_Exercise objective_:
Output the entries below so that they read exactly as they do now.

_Given entries_:
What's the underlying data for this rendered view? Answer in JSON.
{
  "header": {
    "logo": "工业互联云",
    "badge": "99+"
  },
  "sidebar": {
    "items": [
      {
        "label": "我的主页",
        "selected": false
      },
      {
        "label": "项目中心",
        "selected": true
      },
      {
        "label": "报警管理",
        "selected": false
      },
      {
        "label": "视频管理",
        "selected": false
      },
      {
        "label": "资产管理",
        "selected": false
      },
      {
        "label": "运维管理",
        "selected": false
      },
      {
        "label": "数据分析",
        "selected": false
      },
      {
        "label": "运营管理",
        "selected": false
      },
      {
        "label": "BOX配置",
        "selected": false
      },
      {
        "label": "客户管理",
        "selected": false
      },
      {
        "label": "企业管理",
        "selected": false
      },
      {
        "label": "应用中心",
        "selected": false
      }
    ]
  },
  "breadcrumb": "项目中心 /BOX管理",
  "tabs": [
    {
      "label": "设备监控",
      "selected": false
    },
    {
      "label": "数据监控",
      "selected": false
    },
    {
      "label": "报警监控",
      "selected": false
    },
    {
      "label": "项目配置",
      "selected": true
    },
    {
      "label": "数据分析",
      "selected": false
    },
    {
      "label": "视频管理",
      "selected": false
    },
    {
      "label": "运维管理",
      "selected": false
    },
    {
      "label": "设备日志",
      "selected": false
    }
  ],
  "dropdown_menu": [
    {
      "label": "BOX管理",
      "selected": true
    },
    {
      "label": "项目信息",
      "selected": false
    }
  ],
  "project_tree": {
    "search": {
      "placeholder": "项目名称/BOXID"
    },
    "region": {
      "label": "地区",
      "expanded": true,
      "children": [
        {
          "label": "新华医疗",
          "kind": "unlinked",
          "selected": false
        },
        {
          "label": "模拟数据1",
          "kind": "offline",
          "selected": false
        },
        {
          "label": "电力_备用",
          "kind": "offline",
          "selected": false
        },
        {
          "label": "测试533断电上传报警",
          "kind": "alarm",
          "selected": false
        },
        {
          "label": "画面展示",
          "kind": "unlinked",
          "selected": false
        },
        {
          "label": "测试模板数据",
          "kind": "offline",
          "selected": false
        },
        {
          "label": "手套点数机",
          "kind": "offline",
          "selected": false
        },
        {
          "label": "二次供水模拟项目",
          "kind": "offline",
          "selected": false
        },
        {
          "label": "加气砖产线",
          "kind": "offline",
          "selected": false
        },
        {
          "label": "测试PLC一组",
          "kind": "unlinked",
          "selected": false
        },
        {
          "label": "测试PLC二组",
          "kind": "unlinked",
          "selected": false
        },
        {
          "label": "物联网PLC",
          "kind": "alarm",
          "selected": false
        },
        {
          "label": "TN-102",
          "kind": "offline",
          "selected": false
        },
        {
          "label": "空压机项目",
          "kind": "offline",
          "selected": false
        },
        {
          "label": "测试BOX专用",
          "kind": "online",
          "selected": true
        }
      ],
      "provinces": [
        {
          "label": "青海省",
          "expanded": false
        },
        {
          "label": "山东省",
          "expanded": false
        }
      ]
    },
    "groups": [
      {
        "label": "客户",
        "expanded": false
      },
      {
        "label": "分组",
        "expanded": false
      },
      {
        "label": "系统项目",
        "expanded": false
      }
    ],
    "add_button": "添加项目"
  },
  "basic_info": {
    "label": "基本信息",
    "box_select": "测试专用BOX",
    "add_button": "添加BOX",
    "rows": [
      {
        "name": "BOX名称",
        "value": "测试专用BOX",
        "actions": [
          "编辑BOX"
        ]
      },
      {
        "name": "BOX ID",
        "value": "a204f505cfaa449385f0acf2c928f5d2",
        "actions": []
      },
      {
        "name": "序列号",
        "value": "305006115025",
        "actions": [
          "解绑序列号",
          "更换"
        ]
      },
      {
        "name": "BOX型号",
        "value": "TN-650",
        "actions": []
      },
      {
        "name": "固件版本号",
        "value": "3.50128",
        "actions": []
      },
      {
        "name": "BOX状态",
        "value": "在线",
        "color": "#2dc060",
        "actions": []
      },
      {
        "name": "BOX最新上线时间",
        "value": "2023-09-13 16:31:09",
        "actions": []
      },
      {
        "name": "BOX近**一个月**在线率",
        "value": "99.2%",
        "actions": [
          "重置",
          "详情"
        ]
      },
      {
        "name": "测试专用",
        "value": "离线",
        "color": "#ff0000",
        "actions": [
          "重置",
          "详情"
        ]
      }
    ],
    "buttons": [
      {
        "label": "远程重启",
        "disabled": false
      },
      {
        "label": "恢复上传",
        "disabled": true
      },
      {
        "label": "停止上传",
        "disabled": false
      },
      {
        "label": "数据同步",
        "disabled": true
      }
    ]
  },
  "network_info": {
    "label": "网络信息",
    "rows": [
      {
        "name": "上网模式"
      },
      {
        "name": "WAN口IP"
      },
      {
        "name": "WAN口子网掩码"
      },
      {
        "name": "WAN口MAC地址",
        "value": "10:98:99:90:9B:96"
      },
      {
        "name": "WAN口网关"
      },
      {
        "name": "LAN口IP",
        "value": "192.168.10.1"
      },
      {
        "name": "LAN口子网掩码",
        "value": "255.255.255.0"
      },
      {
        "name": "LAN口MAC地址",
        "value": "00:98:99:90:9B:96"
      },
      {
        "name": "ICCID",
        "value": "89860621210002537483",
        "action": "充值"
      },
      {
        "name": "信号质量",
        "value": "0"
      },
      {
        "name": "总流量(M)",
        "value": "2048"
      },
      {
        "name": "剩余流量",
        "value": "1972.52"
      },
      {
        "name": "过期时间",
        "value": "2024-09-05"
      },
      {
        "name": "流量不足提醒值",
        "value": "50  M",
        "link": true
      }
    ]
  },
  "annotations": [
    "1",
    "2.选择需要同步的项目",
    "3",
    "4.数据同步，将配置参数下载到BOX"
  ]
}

_Result of this exercise_:
What's the underlying data for this rendered view? Answer in JSON.
{
  "header": {
    "logo": "工业互联云",
    "badge": "99+"
  },
  "sidebar": {
    "items": [
      {
        "label": "我的主页",
        "selected": false
      },
      {
        "label": "项目中心",
        "selected": true
      },
      {
        "label": "报警管理",
        "selected": false
      },
      {
        "label": "视频管理",
        "selected": false
      },
      {
        "label": "资产管理",
        "selected": false
      },
      {
        "label": "运维管理",
        "selected": false
      },
      {
        "label": "数据分析",
        "selected": false
      },
      {
        "label": "运营管理",
        "selected": false
      },
      {
        "label": "BOX配置",
        "selected": false
      },
      {
        "label": "客户管理",
        "selected": false
      },
      {
        "label": "企业管理",
        "selected": false
      },
      {
        "label": "应用中心",
        "selected": false
      }
    ]
  },
  "breadcrumb": "项目中心 /BOX管理",
  "tabs": [
    {
      "label": "设备监控",
      "selected": false
    },
    {
      "label": "数据监控",
      "selected": false
    },
    {
      "label": "报警监控",
      "selected": false
    },
    {
      "label": "项目配置",
      "selected": true
    },
    {
      "label": "数据分析",
      "selected": false
    },
    {
      "label": "视频管理",
      "selected": false
    },
    {
      "label": "运维管理",
      "selected": false
    },
    {
      "label": "设备日志",
      "selected": false
    }
  ],
  "dropdown_menu": [
    {
      "label": "BOX管理",
      "selected": true
    },
    {
      "label": "项目信息",
      "selected": false
    }
  ],
  "project_tree": {
    "search": {
      "placeholder": "项目名称/BOXID"
    },
    "region": {
      "label": "地区",
      "expanded": true,
      "children": [
        {
          "label": "新华医疗",
          "kind": "unlinked",
          "selected": false
        },
        {
          "label": "模拟数据1",
          "kind": "offline",
          "selected": false
        },
        {
          "label": "电力_备用",
          "kind": "offline",
          "selected": false
        },
        {
          "label": "测试533断电上传报警",
          "kind": "alarm",
          "selected": false
        },
        {
          "label": "画面展示",
          "kind": "unlinked",
          "selected": false
        },
        {
          "label": "测试模板数据",
          "kind": "offline",
          "selected": false
        },
        {
          "label": "手套点数机",
          "kind": "offline",
          "selected": false
        },
        {
          "label": "二次供水模拟项目",
          "kind": "offline",
          "selected": false
        },
        {
          "label": "加气砖产线",
          "kind": "offline",
          "selected": false
        },
        {
          "label": "测试PLC一组",
          "kind": "unlinked",
          "selected": false
        },
        {
          "label": "测试PLC二组",
          "kind": "unlinked",
          "selected": false
        },
        {
          "label": "物联网PLC",
          "kind": "alarm",
          "selected": false
        },
        {
          "label": "TN-102",
          "kind": "offline",
          "selected": false
        },
        {
          "label": "空压机项目",
          "kind": "offline",
          "selected": false
        },
        {
          "label": "测试BOX专用",
          "kind": "online",
          "selected": true
        }
      ],
      "provinces": [
        {
          "label": "青海省",
          "expanded": false
        },
        {
          "label": "山东省",
          "expanded": false
        }
      ]
    },
    "groups": [
      {
        "label": "客户",
        "expanded": false
      },
      {
        "label": "分组",
        "expanded": false
      },
      {
        "label": "系统项目",
        "expanded": false
      }
    ],
    "add_button": "添加项目"
  },
  "basic_info": {
    "label": "基本信息",
    "box_select": "测试专用BOX",
    "add_button": "添加BOX",
    "rows": [
      {
        "name": "BOX名称",
        "value": "测试专用BOX",
        "actions": [
          "编辑BOX"
        ]
      },
      {
        "name": "BOX ID",
        "value": "a204f505cfaa449385f0acf2c928f5d2",
        "actions": []
      },
      {
        "name": "序列号",
        "value": "305006115025",
        "actions": [
          "解绑序列号",
          "更换"
        ]
      },
      {
        "name": "BOX型号",
        "value": "TN-650",
        "actions": []
      },
      {
        "name": "固件版本号",
        "value": "3.50128",
        "actions": []
      },
      {
        "name": "BOX状态",
        "value": "在线",
        "color": "#2dc060",
        "actions": []
      },
      {
        "name": "BOX最新上线时间",
        "value": "2023-09-13 16:31:09",
        "actions": []
      },
      {
        "name": "BOX近**一个月**在线率",
        "value": "99.2%",
        "actions": [
          "重置",
          "详情"
        ]
      },
      {
        "name": "测试专用",
        "value": "离线",
        "color": "#ff0000",
        "actions": [
          "重置",
          "详情"
        ]
      }
    ],
    "buttons": [
      {
        "label": "远程重启",
        "disabled": false
      },
      {
        "label": "恢复上传",
        "disabled": true
      },
      {
        "label": "停止上传",
        "disabled": false
      },
      {
        "label": "数据同步",
        "disabled": true
      }
    ]
  },
  "network_info": {
    "label": "网络信息",
    "rows": [
      {
        "name": "上网模式"
      },
      {
        "name": "WAN口IP"
      },
      {
        "name": "WAN口子网掩码"
      },
      {
        "name": "WAN口MAC地址",
        "value": "10:98:99:90:9B:96"
      },
      {
        "name": "WAN口网关"
      },
      {
        "name": "LAN口IP",
        "value": "192.168.10.1"
      },
      {
        "name": "LAN口子网掩码",
        "value": "255.255.255.0"
      },
      {
        "name": "LAN口MAC地址",
        "value": "00:98:99:90:9B:96"
      },
      {
        "name": "ICCID",
        "value": "89860621210002537483",
        "action": "充值"
      },
      {
        "name": "信号质量",
        "value": "0"
      },
      {
        "name": "总流量(M)",
        "value": "2048"
      },
      {
        "name": "剩余流量",
        "value": "1972.52"
      },
      {
        "name": "过期时间",
        "value": "2024-09-05"
      },
      {
        "name": "流量不足提醒值",
        "value": "50  M",
        "link": true
      }
    ]
  },
  "annotations": [
    "1",
    "2.选择需要同步的项目",
    "3",
    "4.数据同步，将配置参数下载到BOX"
  ]
}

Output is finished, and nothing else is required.